● **Exercise instructions**
Each line of the listing where "this" appears should be reported.

===============

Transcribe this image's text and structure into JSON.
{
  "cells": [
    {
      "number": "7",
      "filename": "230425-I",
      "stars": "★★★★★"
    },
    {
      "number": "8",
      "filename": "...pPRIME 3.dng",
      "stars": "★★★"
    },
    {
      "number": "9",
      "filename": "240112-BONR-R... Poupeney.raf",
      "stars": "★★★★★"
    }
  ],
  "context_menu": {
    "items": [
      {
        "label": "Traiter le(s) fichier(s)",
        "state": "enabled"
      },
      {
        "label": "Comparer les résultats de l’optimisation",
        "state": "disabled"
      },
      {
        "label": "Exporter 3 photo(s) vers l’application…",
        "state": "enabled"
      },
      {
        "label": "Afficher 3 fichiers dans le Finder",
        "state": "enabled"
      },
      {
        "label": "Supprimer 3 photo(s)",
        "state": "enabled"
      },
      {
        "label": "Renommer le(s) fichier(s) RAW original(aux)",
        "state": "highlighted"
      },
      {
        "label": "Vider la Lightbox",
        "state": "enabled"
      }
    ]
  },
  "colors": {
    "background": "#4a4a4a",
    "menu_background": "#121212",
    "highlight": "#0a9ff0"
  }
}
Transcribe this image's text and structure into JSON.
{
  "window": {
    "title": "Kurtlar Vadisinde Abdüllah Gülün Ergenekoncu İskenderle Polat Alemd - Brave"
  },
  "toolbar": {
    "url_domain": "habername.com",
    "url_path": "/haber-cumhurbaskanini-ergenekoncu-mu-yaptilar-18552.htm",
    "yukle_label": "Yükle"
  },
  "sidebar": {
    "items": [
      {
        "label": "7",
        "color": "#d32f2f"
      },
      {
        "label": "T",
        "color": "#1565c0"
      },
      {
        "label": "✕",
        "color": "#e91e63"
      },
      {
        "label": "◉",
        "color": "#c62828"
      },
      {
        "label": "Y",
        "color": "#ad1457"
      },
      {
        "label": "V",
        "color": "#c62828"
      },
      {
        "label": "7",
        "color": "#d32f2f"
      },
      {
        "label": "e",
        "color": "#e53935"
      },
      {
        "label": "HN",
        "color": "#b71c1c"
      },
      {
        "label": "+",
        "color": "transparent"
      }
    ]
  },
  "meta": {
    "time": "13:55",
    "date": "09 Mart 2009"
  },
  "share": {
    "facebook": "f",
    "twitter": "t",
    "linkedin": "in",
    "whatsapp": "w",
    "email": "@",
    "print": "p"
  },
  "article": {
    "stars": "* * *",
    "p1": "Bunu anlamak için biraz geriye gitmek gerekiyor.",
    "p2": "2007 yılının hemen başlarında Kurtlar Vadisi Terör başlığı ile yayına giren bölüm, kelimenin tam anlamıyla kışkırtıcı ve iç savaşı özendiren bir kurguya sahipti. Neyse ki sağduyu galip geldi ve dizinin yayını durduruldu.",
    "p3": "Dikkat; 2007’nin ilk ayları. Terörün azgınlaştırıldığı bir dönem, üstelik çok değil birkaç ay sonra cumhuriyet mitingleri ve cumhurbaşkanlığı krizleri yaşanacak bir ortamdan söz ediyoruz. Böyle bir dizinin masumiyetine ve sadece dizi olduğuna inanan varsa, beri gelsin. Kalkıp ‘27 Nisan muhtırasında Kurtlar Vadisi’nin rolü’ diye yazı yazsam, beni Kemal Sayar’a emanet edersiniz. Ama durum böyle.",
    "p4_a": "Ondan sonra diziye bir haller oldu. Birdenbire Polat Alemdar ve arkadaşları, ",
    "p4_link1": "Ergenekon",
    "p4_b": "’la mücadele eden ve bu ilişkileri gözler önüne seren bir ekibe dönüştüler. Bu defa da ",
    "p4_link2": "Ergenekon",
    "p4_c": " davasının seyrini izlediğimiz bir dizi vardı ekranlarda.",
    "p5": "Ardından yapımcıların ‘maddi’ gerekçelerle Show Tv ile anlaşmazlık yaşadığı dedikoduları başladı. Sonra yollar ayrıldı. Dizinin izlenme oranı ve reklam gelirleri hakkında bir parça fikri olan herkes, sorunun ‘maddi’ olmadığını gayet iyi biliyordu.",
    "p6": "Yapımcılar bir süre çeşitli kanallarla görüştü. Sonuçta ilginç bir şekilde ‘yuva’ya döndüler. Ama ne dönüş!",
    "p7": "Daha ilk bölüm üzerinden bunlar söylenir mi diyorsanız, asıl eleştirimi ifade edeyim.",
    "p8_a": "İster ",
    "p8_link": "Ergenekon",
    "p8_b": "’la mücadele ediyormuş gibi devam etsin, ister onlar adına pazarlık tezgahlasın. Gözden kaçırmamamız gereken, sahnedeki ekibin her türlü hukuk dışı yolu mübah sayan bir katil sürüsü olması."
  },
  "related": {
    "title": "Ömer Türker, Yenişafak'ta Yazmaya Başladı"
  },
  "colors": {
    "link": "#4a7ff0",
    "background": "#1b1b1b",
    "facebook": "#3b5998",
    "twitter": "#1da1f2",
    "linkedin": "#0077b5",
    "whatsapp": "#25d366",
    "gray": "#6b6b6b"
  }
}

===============

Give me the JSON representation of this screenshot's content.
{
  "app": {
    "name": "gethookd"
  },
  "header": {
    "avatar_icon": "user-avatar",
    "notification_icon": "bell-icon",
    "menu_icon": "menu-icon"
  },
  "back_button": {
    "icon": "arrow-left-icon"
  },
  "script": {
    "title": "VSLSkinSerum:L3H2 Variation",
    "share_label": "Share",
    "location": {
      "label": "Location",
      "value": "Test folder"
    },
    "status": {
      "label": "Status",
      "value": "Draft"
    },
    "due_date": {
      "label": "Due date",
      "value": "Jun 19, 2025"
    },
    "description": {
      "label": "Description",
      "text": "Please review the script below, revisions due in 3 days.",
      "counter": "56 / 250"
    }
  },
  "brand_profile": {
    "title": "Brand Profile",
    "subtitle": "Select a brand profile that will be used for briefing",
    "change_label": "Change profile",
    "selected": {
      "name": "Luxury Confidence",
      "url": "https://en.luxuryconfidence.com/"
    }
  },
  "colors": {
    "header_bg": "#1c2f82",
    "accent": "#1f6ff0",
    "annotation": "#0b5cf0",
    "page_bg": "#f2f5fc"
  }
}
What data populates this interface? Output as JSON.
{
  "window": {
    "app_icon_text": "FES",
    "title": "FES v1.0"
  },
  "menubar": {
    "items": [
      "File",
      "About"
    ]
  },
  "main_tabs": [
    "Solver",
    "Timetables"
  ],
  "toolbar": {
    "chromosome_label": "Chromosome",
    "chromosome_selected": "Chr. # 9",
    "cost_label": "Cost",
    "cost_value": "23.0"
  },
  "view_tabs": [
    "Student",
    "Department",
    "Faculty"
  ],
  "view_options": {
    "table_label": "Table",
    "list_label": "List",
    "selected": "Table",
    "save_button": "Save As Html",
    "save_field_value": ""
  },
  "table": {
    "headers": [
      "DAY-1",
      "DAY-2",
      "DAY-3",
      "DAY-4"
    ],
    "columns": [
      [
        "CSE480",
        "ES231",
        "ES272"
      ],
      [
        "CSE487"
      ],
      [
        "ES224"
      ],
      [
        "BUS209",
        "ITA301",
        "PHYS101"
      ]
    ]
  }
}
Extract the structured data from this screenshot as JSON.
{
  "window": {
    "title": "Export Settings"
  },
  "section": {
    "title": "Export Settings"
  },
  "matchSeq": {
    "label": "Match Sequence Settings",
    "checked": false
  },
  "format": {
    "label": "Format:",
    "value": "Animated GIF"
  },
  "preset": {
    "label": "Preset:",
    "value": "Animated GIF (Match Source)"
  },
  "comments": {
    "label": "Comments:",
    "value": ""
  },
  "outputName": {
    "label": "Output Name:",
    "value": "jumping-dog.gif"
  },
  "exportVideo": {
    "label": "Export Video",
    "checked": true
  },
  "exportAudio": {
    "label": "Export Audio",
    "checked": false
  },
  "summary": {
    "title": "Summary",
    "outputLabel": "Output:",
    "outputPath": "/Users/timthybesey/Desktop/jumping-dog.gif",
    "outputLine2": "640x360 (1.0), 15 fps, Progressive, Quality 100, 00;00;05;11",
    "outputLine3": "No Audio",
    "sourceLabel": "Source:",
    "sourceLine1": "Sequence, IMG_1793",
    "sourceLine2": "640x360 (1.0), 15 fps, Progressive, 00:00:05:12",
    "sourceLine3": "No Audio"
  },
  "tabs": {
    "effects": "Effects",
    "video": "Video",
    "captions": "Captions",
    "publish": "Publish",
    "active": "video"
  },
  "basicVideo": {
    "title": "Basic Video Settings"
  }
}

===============

● **Answer section**
Transcribe this image's text and structure into JSON.
Transcribe this image's text and structure into JSON.
Give me the JSON representation of this screenshot's content.
What data populates this interface? Output as JSON.
Extract the structured data from this screenshot as JSON.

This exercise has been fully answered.